Johnny has blackballed Orson Welles, once a fairly frequent guest, from "The Tonight Show," and why? Probably so he can do fat jokes about this living legend. Like "It was so hot today, Orson Welles was selling shade." And "Orson Welles said, 'I will eat no cow before its time.' "
Television's most illustrious fat man willingly submitted to jokes like that. On "The Honeymooners," Jackie Gleason as Ralph Kramden could always expect wife Alice to reach for a fat crack when she wanted to level him. "Alice, this is the biggest thing I ever got into," Ralph said of one get-rich-quick scheme. Alice said, "The biggest thing you ever got into was your pants."
Ralph dismissed one temporary windfall by bellowing "Peanuts! Peanuts! What am I gonna do with peanuts?" Alice said, "Eat 'em, like any other elephant." It was cruel, but it was funny. On a recent and memorable edition of "60 Minutes," Gleason told Morley Safer, "I never thought I was fat. I never walked like I was a fat guy. I never worried about it." He was fat. But he was perfect.
Each generation has its new fat guys (like the late great John Belushi, or the live great John Candy), but they seem to get fewer in number. Unless you count Merv during one of his chubbier spells, there are no fat talk show hosts, there are no fat anchormen, few fat correspondents and almost no fat heroes.

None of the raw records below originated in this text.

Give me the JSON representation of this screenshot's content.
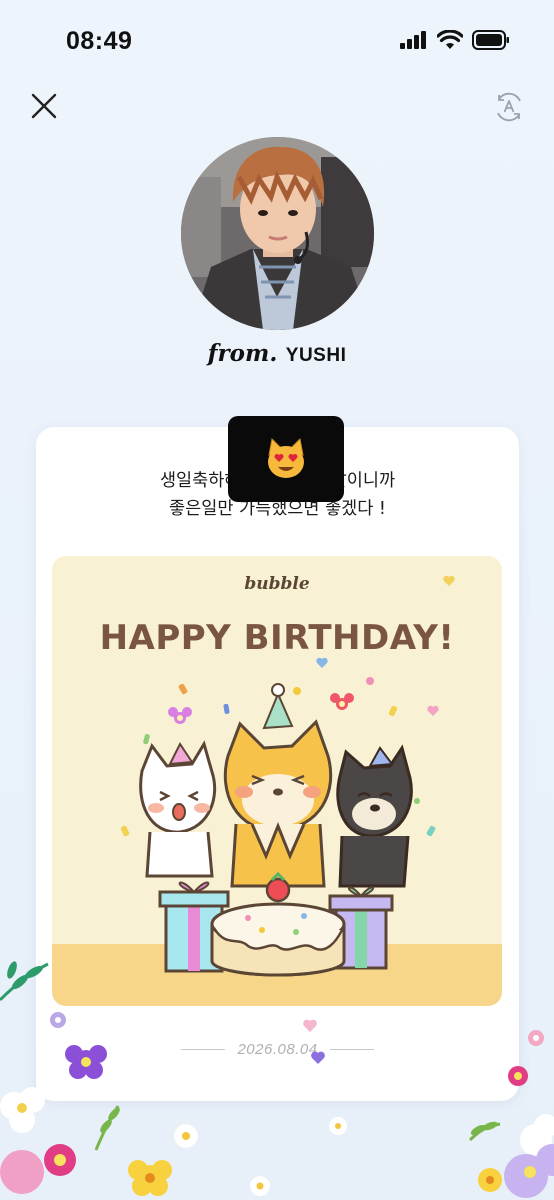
{
  "status_bar": {
    "time": "08:49"
  },
  "profile": {
    "from_prefix": "from.",
    "name": "YUSHI"
  },
  "message": {
    "line1": "생일축하해요~ 특별한 날이니까",
    "line2": "좋은일만 가득했으면 좋겠다 !"
  },
  "birthday_card": {
    "brand": "bubble",
    "title": "HAPPY BIRTHDAY!"
  },
  "date": "2026.08.04",
  "icons": {
    "close": "close-icon",
    "translate": "translate-icon",
    "emoji": "heart-eyes-cat-emoji"
  },
  "colors": {
    "background": "#eef4fb",
    "card_title": "#7a5641",
    "card_bg": "#f8f1d3"
  }
}
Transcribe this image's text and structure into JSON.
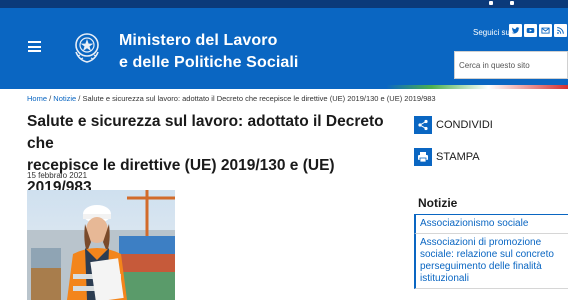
{
  "header": {
    "title_line1": "Ministero del Lavoro",
    "title_line2": "e delle Politiche Sociali",
    "follow_label": "Seguici su:",
    "social": [
      "twitter-icon",
      "youtube-icon",
      "newsletter-icon",
      "rss-icon"
    ],
    "search_placeholder": "Cerca in questo sito"
  },
  "breadcrumb": {
    "home": "Home",
    "separator": " / ",
    "section": "Notizie",
    "current": "Salute e sicurezza sul lavoro: adottato il Decreto che recepisce le direttive (UE) 2019/130 e (UE) 2019/983"
  },
  "article": {
    "title_line1": "Salute e sicurezza sul lavoro: adottato il Decreto che",
    "title_line2": "recepisce le direttive (UE) 2019/130 e (UE) 2019/983",
    "date": "15 febbraio 2021"
  },
  "actions": {
    "share_label": "CONDIVIDI",
    "print_label": "STAMPA"
  },
  "news": {
    "heading": "Notizie",
    "items": [
      "Associazionismo sociale",
      "Associazioni di promozione sociale: relazione sul concreto perseguimento delle finalità istituzionali"
    ]
  },
  "colors": {
    "brand_blue": "#0a66c2",
    "top_strip": "#0b3a7a",
    "tricolore_green": "#4caf50",
    "tricolore_red": "#d32f2f"
  }
}
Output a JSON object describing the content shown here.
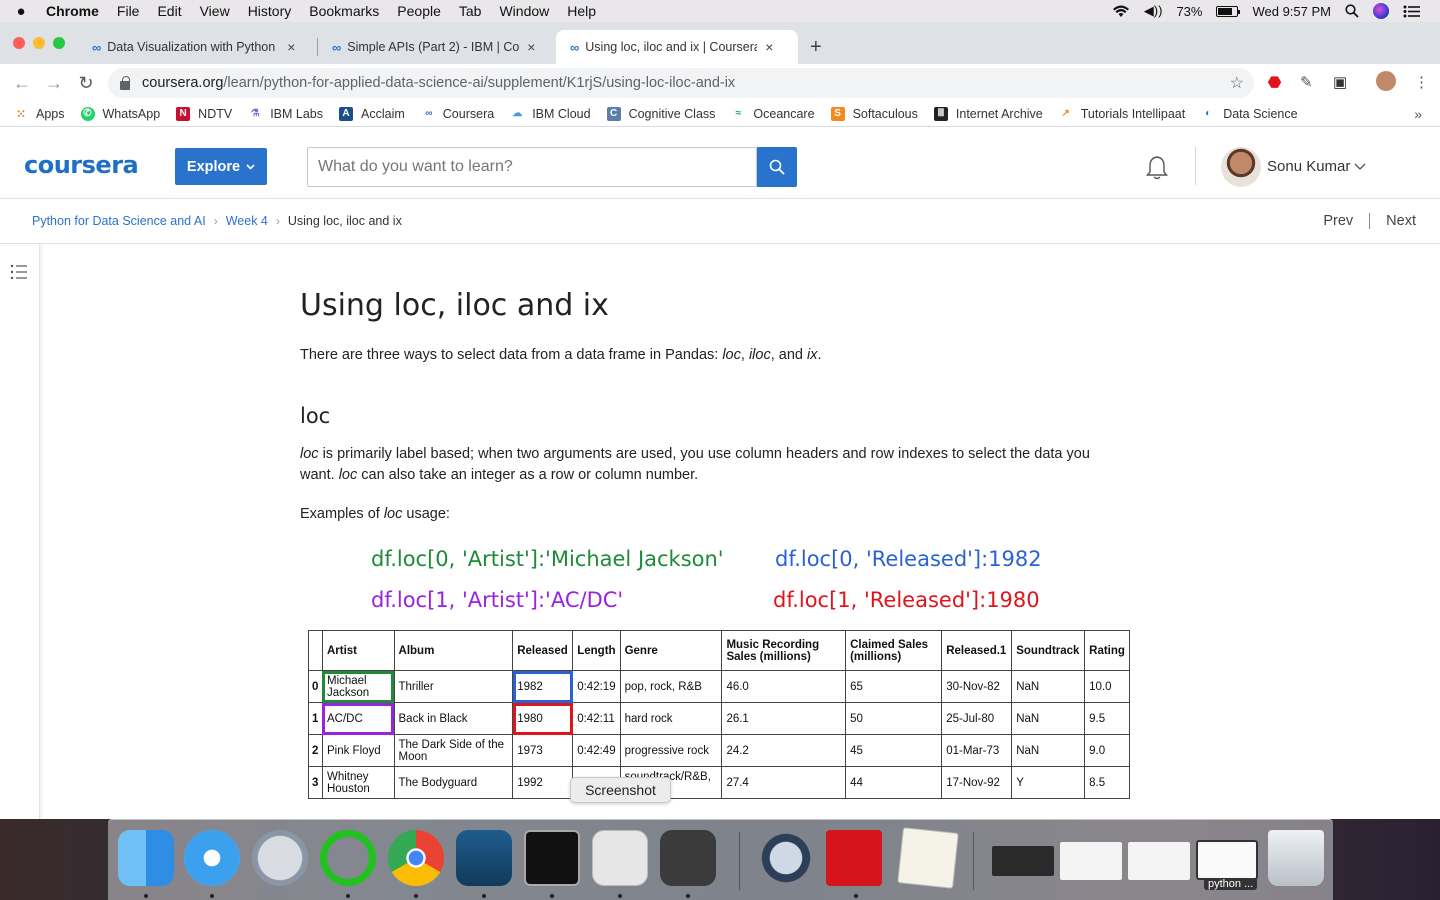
{
  "menubar": {
    "app": "Chrome",
    "items": [
      "File",
      "Edit",
      "View",
      "History",
      "Bookmarks",
      "People",
      "Tab",
      "Window",
      "Help"
    ],
    "battery": "73%",
    "clock": "Wed 9:57 PM"
  },
  "tabs": [
    {
      "title": "Data Visualization with Python",
      "close": "×"
    },
    {
      "title": "Simple APIs (Part 2) - IBM | Co",
      "close": "×"
    },
    {
      "title": "Using loc, iloc and ix | Coursera",
      "close": "×"
    }
  ],
  "newtab": "+",
  "omnibox": {
    "host": "coursera.org",
    "path": "/learn/python-for-applied-data-science-ai/supplement/K1rjS/using-loc-iloc-and-ix"
  },
  "bookmarks": [
    "Apps",
    "WhatsApp",
    "NDTV",
    "IBM Labs",
    "Acclaim",
    "Coursera",
    "IBM Cloud",
    "Cognitive Class",
    "Oceancare",
    "Softaculous",
    "Internet Archive",
    "Tutorials Intellipaat",
    "Data Science"
  ],
  "bookmarks_more": "»",
  "header": {
    "logo": "coursera",
    "explore": "Explore",
    "search_placeholder": "What do you want to learn?",
    "user": "Sonu Kumar"
  },
  "breadcrumb": {
    "course": "Python for Data Science and AI",
    "week": "Week 4",
    "current": "Using loc, iloc and ix"
  },
  "nav": {
    "prev": "Prev",
    "next": "Next"
  },
  "article": {
    "title": "Using loc, iloc and ix",
    "intro_prefix": "There are three ways to select data from a data frame in Pandas: ",
    "intro_loc": "loc",
    "intro_sep1": ", ",
    "intro_iloc": "iloc",
    "intro_sep2": ", and ",
    "intro_ix": "ix",
    "intro_end": ".",
    "section_heading": "loc",
    "loc_desc_em1": "loc",
    "loc_desc_1": " is primarily label based; when two arguments are used, you use column headers and row indexes to select the data you want. ",
    "loc_desc_em2": "loc",
    "loc_desc_2": " can also take an integer as a row or column number.",
    "examples_prefix": "Examples of ",
    "examples_em": "loc",
    "examples_suffix": " usage:"
  },
  "code_examples": [
    {
      "text": "df.loc[0, 'Artist']:'Michael Jackson'",
      "color": "#1e8a3a"
    },
    {
      "text": "df.loc[0, 'Released']:1982",
      "color": "#2a62d6"
    },
    {
      "text": "df.loc[1, 'Artist']:'AC/DC'",
      "color": "#9a22e0"
    },
    {
      "text": "df.loc[1, 'Released']:1980",
      "color": "#e0141b"
    }
  ],
  "table": {
    "headers": [
      "",
      "Artist",
      "Album",
      "Released",
      "Length",
      "Genre",
      "Music Recording Sales (millions)",
      "Claimed Sales (millions)",
      "Released.1",
      "Soundtrack",
      "Rating"
    ],
    "rows": [
      [
        "0",
        "Michael Jackson",
        "Thriller",
        "1982",
        "0:42:19",
        "pop, rock, R&B",
        "46.0",
        "65",
        "30-Nov-82",
        "NaN",
        "10.0"
      ],
      [
        "1",
        "AC/DC",
        "Back in Black",
        "1980",
        "0:42:11",
        "hard rock",
        "26.1",
        "50",
        "25-Jul-80",
        "NaN",
        "9.5"
      ],
      [
        "2",
        "Pink Floyd",
        "The Dark Side of the Moon",
        "1973",
        "0:42:49",
        "progressive rock",
        "24.2",
        "45",
        "01-Mar-73",
        "NaN",
        "9.0"
      ],
      [
        "3",
        "Whitney Houston",
        "The Bodyguard",
        "1992",
        "0:57:44",
        "soundtrack/R&B, soul, pop",
        "27.4",
        "44",
        "17-Nov-92",
        "Y",
        "8.5"
      ]
    ],
    "highlight_colors": {
      "green": "#1e8a3a",
      "blue": "#2a62d6",
      "purple": "#9a22e0",
      "red": "#e0141b"
    }
  },
  "tooltip": "Screenshot",
  "dock": {
    "apps": [
      "finder-icon",
      "safari-icon",
      "launchpad-icon",
      "activity-ring-icon",
      "chrome-icon",
      "mysql-workbench-icon",
      "terminal-icon",
      "screenshot-icon",
      "sublime-text-icon",
      "quicktime-icon",
      "acrobat-icon",
      "textedit-icon"
    ],
    "minimized_label": "python ..."
  },
  "colors": {
    "coursera_blue": "#2a73cc",
    "link": "#2a73cc"
  }
}
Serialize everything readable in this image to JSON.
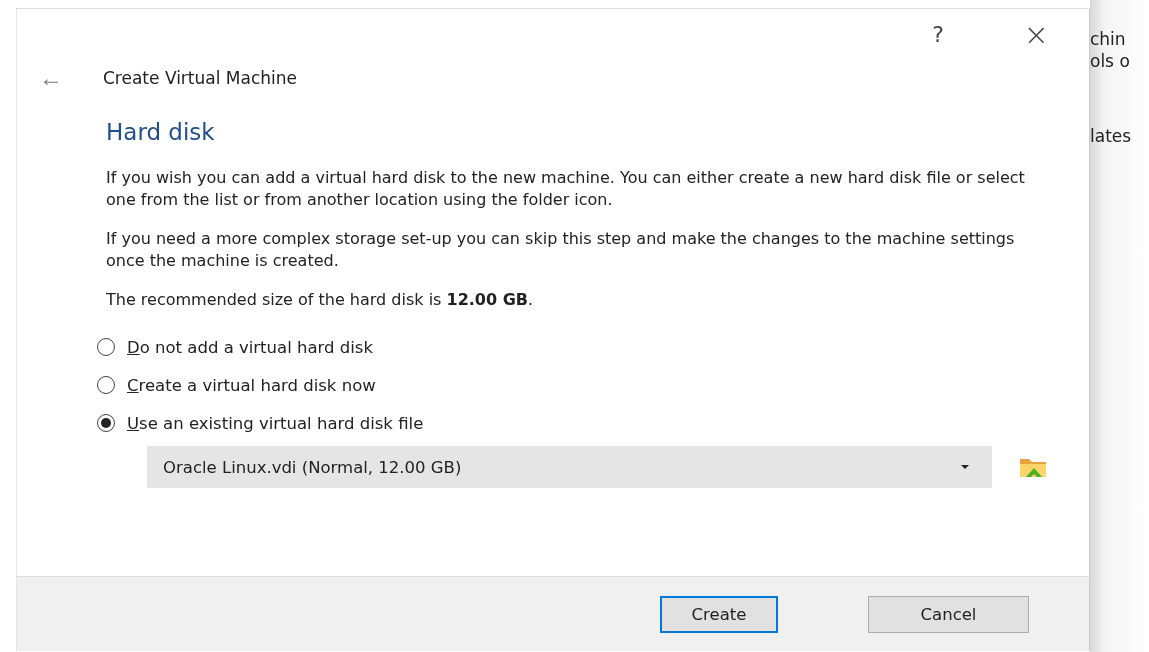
{
  "background_window": {
    "right_texts": [
      "chin",
      "ols o",
      "lates"
    ]
  },
  "dialog": {
    "help": "?",
    "close": "×",
    "back": "←",
    "title": "Create Virtual Machine",
    "heading": "Hard disk",
    "paragraphs": [
      "If you wish you can add a virtual hard disk to the new machine. You can either create a new hard disk file or select one from the list or from another location using the folder icon.",
      "If you need a more complex storage set-up you can skip this step and make the changes to the machine settings once the machine is created.",
      "The recommended size of the hard disk is **12.00 GB**."
    ],
    "options": [
      {
        "label": "Do not add a virtual hard disk",
        "selected": false
      },
      {
        "label": "Create a virtual hard disk now",
        "selected": false
      },
      {
        "label": "Use an existing virtual hard disk file",
        "selected": true
      }
    ],
    "disk_select": {
      "value": "Oracle Linux.vdi (Normal, 12.00 GB)"
    },
    "buttons": [
      {
        "label": "Create",
        "default": true
      },
      {
        "label": "Cancel",
        "default": false
      }
    ]
  }
}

Who do fat kids have to look up to? Luciano Pavarotti, maybe, and Willard Scott, majestically eclipsing the entire western half of the nation when he stands in front of his weather map, and maybe John Madden. But there aren't a lot of tubby icons around.
Those who have the daring to keep their weight on deserve respect. God bless Jack Germond, token sanity of "The McLaughlin Group." Hale fellow. Stout fellow. Fat fellow.
I know, I know; cholesterol and heart attacks and diabetes and all that. But isn't it possible that some guys were Born to Be Fat? Would anyone have paid attention to a thin Sydney Greenstreet? Would America ever have rocked and rolled to the music of a Thins Domino? Really, what is sadder than walking down the street and running into some emaciated spindle in a Santy Claus suit?
Here's to those who are big enough to know better but brave enough to buck a trend. They fast not, neither do they jog. But they make the world just a little bit more, well, crowded. To the fat guys, and the courage it takes to say, "Don't mind if I do."